#### WORK ORDER
Your answer should be every line of the records that contains the word "post".

= = = = = = =

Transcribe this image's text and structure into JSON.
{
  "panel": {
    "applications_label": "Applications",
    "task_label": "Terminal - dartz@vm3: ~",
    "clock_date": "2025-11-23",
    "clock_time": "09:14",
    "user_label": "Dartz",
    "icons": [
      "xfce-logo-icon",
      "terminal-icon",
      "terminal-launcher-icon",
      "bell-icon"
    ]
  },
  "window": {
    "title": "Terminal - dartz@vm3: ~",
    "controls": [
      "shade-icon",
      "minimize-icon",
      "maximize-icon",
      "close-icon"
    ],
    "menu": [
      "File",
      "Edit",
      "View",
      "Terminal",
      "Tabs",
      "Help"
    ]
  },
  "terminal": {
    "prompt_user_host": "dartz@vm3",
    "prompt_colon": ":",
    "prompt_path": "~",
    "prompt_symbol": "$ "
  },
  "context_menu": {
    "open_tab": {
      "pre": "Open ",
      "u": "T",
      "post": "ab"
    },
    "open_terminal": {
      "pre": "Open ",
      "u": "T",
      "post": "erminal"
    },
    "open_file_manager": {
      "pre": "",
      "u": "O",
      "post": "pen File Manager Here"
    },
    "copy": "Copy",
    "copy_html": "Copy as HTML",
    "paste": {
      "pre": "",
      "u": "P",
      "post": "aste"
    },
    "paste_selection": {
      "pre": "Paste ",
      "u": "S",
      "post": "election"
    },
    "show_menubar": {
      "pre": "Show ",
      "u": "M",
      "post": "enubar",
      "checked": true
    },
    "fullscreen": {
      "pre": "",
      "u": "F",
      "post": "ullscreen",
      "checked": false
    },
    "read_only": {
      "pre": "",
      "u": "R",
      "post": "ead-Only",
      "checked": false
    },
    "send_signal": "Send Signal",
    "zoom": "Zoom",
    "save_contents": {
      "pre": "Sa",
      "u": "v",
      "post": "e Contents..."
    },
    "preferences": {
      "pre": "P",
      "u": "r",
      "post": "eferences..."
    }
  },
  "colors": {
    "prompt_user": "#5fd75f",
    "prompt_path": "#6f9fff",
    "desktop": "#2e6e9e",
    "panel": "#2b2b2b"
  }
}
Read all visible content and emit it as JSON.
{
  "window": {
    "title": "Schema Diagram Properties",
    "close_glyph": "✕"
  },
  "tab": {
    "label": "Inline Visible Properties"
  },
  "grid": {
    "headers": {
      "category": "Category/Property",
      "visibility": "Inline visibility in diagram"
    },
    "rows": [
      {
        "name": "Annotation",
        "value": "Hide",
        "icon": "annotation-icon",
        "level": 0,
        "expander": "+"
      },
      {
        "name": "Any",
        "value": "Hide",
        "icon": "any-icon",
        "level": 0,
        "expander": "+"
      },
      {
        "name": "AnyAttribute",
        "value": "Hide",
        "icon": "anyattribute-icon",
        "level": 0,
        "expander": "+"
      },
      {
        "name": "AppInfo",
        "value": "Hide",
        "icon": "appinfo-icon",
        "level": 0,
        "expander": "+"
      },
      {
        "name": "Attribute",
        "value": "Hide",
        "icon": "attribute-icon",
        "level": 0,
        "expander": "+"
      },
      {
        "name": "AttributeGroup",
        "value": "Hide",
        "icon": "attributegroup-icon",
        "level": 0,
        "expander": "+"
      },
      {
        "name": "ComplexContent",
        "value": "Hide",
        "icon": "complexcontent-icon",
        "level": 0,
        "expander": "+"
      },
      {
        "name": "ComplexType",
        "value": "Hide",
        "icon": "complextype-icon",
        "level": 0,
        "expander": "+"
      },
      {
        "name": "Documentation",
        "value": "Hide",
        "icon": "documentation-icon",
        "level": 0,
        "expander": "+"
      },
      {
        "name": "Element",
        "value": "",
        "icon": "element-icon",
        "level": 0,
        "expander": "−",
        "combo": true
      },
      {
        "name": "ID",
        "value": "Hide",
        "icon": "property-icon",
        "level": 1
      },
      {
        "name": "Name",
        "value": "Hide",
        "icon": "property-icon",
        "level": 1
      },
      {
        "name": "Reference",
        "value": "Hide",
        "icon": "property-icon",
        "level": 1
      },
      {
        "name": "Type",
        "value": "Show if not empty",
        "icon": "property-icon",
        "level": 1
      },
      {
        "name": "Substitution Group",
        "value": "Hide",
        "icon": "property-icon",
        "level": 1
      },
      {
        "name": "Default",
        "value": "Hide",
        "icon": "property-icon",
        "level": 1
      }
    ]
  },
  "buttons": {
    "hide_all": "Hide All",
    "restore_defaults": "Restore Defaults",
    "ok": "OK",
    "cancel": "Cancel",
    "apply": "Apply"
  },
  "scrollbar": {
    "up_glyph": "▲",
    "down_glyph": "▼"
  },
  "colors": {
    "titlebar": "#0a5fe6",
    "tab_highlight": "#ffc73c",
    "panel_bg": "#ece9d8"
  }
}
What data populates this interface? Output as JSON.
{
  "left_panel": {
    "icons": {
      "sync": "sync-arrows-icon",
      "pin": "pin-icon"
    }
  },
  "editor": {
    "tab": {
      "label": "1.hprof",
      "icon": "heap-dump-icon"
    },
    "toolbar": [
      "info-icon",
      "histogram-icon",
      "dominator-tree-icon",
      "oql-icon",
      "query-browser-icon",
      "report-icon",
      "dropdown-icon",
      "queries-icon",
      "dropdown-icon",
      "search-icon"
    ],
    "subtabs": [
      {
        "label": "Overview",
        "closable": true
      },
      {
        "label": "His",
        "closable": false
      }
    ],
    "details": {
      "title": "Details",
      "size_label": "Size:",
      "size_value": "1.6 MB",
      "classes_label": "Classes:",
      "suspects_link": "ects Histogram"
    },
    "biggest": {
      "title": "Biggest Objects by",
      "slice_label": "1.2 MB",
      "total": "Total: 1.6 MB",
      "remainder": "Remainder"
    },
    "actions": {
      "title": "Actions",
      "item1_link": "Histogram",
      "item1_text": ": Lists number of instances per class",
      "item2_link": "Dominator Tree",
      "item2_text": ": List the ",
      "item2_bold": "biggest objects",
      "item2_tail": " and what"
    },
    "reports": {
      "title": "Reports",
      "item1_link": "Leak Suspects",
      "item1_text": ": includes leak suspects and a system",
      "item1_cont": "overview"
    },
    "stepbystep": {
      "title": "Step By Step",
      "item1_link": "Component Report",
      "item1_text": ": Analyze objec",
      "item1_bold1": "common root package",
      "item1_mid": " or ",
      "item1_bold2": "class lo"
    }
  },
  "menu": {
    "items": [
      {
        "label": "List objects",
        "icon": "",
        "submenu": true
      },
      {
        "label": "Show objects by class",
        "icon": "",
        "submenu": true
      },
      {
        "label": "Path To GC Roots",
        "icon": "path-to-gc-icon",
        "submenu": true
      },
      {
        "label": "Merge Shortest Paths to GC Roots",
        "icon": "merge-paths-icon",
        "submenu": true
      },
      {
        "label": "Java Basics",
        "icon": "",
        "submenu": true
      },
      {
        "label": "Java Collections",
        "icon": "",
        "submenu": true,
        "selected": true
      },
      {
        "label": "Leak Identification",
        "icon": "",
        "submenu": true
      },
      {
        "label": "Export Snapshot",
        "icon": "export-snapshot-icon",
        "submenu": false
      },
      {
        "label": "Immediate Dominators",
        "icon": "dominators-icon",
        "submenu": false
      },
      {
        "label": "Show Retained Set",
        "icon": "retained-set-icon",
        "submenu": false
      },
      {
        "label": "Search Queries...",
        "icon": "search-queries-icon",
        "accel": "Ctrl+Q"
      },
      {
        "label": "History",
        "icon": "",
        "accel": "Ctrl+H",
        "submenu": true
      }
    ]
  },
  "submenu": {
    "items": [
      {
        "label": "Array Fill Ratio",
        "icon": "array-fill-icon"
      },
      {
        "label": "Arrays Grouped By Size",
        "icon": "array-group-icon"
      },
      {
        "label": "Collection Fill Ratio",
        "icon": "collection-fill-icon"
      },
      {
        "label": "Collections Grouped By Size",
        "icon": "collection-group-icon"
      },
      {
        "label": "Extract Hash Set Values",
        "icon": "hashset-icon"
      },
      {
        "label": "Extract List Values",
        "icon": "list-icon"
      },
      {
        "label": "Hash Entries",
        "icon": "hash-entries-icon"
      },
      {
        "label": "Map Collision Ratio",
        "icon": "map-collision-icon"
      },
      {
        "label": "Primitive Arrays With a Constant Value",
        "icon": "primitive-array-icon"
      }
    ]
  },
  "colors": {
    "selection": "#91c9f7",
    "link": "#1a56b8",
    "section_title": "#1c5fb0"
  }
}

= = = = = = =

#### SOLUTION FOR THIS TASK
      "post": "ab"
      "post": "erminal"
      "post": "pen File Manager Here"
      "post": "aste"
      "post": "election"
      "post": "enubar",
      "post": "ullscreen",
      "post": "ead-Only",
      "post": "e Contents..."
      "post": "eferences..."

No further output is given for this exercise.